Study: 43% won't have enough in retirement
A new risk index suggests many won't be able to afford their current lifestyle in retirement, but a little extra work or savings would help a lot.
NEW YORK (CNNMoney.com) A new retirement risk index released Tuesday estimates that 43 percent of working-age households are not likely to have enough retirement income to replicate their current standard of living.
The Center for Retirement Research (CRR) at Boston College created the index and defines "at risk" to mean those households projected to fall at least 10 percent short of their income target in retirement.
The organization assumed a base target of 73 percent of one's pre-retirement income for all households. In other words, a household with $100,000 in annual income before retirement should be able to generate $73,000 from all sources, including savings, Social Security and pensions. Targets, however, vary according to marital status, gender and income.
Those most at risk of missing their goal, according to CRR:
Low-income Gen Xers (born between 1965 and 1972): 60 percent are at risk of having insufficient funds in retirement.
Low-income late boomers (born 1955-1964): 54% are at risk.
Middle-income GenXers: 46% are at risk.
Two-earner GenX couples: 53% at risk, since they often receive less generous Social Security benefits than one-earner couples.
Single GenX women: 52% at risk, since they are more likely to be in the bottom third of income earners.
But those percentages could be reduced by doing one of two things: "Even relatively modest adjustments - working two extra years or saving 3 percent more - can substantially improve retirement security," said CRR director Alicia H. Munnell in a statement.
For example, according to CRR's calculations, Gen Xers who save an additional 3 percent of income every year can reduce the percentage of GenX households at risk by 11 percentage points.
Why risk rates are high
There are several reasons so many working-age households are at risk, CRR notes.
Life expectancy is on the rise.
Defined-benefit pensions are on the decline.
Social Security benefits will replace a smaller percentage of one's pre-retirement income as the age at which workers become eligible for full benefits rises from 65 to 67. By 2030, when the first Gen Xers turn 65, Social Security is projected to cover 33 percent of pre-retirement income after deducting payments for Medicare Part B premiums. That's down from a 40 percent replacement rate in 2002.
401(k) balances are not high. The median balance is $60,000 among households nearing retirement.
Most workers don't save for retirement outside of their 401(k)s.
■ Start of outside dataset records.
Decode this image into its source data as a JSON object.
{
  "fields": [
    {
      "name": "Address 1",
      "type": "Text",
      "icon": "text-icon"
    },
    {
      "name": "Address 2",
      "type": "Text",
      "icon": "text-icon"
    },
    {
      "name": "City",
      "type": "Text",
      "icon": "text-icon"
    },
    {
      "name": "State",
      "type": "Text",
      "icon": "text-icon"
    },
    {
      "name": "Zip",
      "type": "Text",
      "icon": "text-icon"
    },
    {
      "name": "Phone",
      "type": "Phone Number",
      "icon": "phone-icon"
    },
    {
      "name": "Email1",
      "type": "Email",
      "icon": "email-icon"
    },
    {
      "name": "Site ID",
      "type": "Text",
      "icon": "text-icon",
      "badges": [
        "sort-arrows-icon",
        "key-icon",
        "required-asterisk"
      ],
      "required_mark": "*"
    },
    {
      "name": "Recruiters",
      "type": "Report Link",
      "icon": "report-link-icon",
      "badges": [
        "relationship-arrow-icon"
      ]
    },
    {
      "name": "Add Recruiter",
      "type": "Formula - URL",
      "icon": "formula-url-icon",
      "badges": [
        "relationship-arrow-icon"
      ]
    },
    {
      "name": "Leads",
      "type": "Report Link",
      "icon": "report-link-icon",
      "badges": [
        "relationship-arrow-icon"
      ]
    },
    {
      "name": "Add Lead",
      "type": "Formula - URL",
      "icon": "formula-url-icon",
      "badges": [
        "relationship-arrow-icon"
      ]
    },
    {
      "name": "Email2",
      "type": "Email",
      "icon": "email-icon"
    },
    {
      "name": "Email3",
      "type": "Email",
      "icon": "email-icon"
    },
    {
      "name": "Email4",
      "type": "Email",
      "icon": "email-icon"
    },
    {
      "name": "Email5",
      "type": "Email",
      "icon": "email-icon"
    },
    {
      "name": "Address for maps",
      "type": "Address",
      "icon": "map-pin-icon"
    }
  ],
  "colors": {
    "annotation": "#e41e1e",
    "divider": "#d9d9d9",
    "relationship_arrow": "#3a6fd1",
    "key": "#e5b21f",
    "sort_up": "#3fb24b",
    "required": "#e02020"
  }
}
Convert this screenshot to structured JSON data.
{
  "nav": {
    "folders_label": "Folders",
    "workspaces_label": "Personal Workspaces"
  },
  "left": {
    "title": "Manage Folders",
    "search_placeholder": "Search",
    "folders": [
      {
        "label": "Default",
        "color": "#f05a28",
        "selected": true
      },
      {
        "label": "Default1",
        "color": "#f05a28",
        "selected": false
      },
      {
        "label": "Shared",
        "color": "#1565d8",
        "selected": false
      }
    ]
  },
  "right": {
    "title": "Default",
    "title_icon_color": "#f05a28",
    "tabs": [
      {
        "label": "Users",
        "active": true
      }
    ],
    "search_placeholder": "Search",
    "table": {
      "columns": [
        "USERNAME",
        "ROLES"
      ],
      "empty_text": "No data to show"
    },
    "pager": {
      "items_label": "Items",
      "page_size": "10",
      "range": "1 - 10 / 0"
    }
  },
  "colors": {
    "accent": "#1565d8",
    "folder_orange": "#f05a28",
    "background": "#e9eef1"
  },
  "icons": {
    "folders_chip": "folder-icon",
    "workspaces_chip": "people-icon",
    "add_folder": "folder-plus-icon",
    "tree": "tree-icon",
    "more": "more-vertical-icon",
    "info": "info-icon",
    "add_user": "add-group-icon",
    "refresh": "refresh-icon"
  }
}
In arriving at their risk assessment, CRR researchers assumed that in retirement you will need less income than you do while working because your taxes are likely to be lower, you no longer will need to save for retirement and your mortgage is more likely to be paid off.
They further assumed workers would retire at 65, though realistically many may retire before then. The average retirement age today is 63 for men, and 62 for women.
Lastly, they assumed retirees would annuitize savings, and tap their housing wealth through a reverse mortgage. Neither practice is common, but the CRR made the assumptions since both are ways to maximize how far one's resources can stretch.
CRR researchers did not, however, factor in the costs of a potential health care crisis for two reasons: the increase in healthcare costs is hard to predict and only a percentage of households will experience a catastrophic health situation that will throw off finances considerably.